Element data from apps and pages
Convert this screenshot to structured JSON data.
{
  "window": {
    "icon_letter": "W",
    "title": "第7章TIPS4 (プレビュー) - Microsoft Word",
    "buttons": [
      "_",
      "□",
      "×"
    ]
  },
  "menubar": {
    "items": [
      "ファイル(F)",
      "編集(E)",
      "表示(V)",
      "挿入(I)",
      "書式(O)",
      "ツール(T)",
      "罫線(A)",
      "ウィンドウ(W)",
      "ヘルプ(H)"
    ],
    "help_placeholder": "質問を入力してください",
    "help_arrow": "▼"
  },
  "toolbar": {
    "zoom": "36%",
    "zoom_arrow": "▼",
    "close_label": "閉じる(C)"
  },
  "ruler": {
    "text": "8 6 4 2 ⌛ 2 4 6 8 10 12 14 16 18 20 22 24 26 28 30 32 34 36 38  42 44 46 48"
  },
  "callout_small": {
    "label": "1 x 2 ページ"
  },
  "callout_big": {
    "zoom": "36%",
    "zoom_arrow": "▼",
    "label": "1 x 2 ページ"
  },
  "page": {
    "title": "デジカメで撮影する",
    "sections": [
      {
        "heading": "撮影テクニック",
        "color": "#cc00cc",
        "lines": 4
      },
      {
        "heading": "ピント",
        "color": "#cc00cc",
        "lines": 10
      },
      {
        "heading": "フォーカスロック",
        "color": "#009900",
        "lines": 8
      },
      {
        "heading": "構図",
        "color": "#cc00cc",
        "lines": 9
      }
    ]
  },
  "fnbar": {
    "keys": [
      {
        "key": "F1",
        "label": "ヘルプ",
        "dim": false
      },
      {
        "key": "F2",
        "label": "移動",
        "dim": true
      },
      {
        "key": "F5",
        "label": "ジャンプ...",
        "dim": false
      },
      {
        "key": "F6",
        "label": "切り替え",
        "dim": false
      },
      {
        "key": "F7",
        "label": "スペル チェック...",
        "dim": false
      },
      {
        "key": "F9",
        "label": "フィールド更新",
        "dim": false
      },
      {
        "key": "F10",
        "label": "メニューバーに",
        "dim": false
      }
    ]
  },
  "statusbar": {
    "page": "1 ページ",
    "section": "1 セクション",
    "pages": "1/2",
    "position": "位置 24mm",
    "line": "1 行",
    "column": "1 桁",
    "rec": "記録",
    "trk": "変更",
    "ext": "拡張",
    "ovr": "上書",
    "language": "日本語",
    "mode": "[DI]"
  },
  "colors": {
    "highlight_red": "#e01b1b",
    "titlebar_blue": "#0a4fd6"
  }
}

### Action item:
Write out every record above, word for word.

### Result for this exercise:
Convert this screenshot to structured JSON data.
{
  "window": {
    "icon_letter": "W",
    "title": "第7章TIPS4 (プレビュー) - Microsoft Word",
    "buttons": [
      "_",
      "□",
      "×"
    ]
  },
  "menubar": {
    "items": [
      "ファイル(F)",
      "編集(E)",
      "表示(V)",
      "挿入(I)",
      "書式(O)",
      "ツール(T)",
      "罫線(A)",
      "ウィンドウ(W)",
      "ヘルプ(H)"
    ],
    "help_placeholder": "質問を入力してください",
    "help_arrow": "▼"
  },
  "toolbar": {
    "zoom": "36%",
    "zoom_arrow": "▼",
    "close_label": "閉じる(C)"
  },
  "ruler": {
    "text": "8 6 4 2 ⌛ 2 4 6 8 10 12 14 16 18 20 22 24 26 28 30 32 34 36 38  42 44 46 48"
  },
  "callout_small": {
    "label": "1 x 2 ページ"
  },
  "callout_big": {
    "zoom": "36%",
    "zoom_arrow": "▼",
    "label": "1 x 2 ページ"
  },
  "page": {
    "title": "デジカメで撮影する",
    "sections": [
      {
        "heading": "撮影テクニック",
        "color": "#cc00cc",
        "lines": 4
      },
      {
        "heading": "ピント",
        "color": "#cc00cc",
        "lines": 10
      },
      {
        "heading": "フォーカスロック",
        "color": "#009900",
        "lines": 8
      },
      {
        "heading": "構図",
        "color": "#cc00cc",
        "lines": 9
      }
    ]
  },
  "fnbar": {
    "keys": [
      {
        "key": "F1",
        "label": "ヘルプ",
        "dim": false
      },
      {
        "key": "F2",
        "label": "移動",
        "dim": true
      },
      {
        "key": "F5",
        "label": "ジャンプ...",
        "dim": false
      },
      {
        "key": "F6",
        "label": "切り替え",
        "dim": false
      },
      {
        "key": "F7",
        "label": "スペル チェック...",
        "dim": false
      },
      {
        "key": "F9",
        "label": "フィールド更新",
        "dim": false
      },
      {
        "key": "F10",
        "label": "メニューバーに",
        "dim": false
      }
    ]
  },
  "statusbar": {
    "page": "1 ページ",
    "section": "1 セクション",
    "pages": "1/2",
    "position": "位置 24mm",
    "line": "1 行",
    "column": "1 桁",
    "rec": "記録",
    "trk": "変更",
    "ext": "拡張",
    "ovr": "上書",
    "language": "日本語",
    "mode": "[DI]"
  },
  "colors": {
    "highlight_red": "#e01b1b",
    "titlebar_blue": "#0a4fd6"
  }
}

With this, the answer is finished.